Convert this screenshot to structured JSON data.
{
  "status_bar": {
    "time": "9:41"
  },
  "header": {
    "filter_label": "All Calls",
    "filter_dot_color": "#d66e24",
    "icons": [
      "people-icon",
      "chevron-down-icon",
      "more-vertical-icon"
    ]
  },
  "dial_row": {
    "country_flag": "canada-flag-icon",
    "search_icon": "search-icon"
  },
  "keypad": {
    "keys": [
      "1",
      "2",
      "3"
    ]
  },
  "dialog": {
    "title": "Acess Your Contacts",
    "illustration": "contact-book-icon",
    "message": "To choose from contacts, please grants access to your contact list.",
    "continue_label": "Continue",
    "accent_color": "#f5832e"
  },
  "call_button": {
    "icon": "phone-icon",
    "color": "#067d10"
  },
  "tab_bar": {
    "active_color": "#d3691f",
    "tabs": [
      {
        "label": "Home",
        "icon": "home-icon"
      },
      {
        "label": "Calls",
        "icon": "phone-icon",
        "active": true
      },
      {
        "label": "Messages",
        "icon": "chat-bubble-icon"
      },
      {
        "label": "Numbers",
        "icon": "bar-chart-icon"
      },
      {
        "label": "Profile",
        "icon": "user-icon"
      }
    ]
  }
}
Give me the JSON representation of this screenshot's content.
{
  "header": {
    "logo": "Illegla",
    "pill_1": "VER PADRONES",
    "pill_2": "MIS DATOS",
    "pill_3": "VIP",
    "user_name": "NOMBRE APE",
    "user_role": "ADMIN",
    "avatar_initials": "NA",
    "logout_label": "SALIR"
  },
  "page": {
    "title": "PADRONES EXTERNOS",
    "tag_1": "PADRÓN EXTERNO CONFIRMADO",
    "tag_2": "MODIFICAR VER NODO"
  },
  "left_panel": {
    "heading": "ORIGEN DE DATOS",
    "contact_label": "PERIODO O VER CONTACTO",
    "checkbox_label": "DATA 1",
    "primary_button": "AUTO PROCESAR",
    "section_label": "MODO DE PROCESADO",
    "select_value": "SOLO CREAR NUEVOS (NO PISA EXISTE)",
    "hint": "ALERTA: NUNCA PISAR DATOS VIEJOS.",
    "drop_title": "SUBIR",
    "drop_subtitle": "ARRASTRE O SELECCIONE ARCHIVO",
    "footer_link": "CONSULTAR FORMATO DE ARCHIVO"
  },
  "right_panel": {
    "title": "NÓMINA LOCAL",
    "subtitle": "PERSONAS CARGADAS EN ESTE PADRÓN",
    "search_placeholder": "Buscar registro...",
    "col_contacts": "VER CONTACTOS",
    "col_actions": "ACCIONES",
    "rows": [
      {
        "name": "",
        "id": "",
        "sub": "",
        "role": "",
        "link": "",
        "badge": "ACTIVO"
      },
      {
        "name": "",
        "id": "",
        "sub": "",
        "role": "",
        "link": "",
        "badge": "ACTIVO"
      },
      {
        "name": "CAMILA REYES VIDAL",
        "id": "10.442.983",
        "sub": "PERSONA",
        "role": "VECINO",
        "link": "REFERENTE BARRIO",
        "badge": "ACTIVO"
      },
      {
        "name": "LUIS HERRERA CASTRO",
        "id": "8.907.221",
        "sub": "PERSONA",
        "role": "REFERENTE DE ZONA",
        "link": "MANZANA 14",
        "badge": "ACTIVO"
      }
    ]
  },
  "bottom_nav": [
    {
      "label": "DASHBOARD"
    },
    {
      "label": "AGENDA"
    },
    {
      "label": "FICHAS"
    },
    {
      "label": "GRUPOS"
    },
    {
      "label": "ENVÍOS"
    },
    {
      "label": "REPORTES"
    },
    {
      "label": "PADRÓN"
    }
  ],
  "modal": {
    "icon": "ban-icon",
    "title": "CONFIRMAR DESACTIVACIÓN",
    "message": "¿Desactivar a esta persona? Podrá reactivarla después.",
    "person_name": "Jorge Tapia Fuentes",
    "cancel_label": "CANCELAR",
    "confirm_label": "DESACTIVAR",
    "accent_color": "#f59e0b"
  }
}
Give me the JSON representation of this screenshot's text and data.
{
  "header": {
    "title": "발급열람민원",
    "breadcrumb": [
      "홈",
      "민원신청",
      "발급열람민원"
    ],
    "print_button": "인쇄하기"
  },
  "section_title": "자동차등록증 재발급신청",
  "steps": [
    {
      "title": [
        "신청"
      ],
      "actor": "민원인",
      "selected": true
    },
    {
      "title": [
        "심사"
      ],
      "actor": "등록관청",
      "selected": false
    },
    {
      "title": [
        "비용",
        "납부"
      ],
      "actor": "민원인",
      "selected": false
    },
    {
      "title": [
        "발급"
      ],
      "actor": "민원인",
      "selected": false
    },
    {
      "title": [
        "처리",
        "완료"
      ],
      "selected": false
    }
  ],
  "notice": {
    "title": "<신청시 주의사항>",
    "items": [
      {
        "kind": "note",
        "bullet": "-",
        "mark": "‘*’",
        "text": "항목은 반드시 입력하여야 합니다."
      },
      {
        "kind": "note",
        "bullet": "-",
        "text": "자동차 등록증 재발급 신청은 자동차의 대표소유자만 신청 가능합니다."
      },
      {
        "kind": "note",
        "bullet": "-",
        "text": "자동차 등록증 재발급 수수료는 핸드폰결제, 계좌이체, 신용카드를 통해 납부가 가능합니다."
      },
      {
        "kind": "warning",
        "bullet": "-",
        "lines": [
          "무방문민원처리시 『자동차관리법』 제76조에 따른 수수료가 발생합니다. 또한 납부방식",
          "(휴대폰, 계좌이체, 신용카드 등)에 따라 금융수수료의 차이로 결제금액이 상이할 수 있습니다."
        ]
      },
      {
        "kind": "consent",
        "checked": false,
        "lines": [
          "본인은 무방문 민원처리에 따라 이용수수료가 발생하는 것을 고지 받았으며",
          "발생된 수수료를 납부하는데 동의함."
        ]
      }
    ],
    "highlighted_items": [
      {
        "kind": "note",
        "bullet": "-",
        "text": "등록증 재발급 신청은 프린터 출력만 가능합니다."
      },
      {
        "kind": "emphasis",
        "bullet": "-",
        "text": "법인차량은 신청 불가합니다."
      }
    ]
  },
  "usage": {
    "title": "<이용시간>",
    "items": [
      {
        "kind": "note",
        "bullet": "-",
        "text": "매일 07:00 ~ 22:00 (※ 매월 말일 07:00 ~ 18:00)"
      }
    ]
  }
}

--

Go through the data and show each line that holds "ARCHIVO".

RESPONSE
    "drop_subtitle": "ARRASTRE O SELECCIONE ARCHIVO",
    "footer_link": "CONSULTAR FORMATO DE ARCHIVO"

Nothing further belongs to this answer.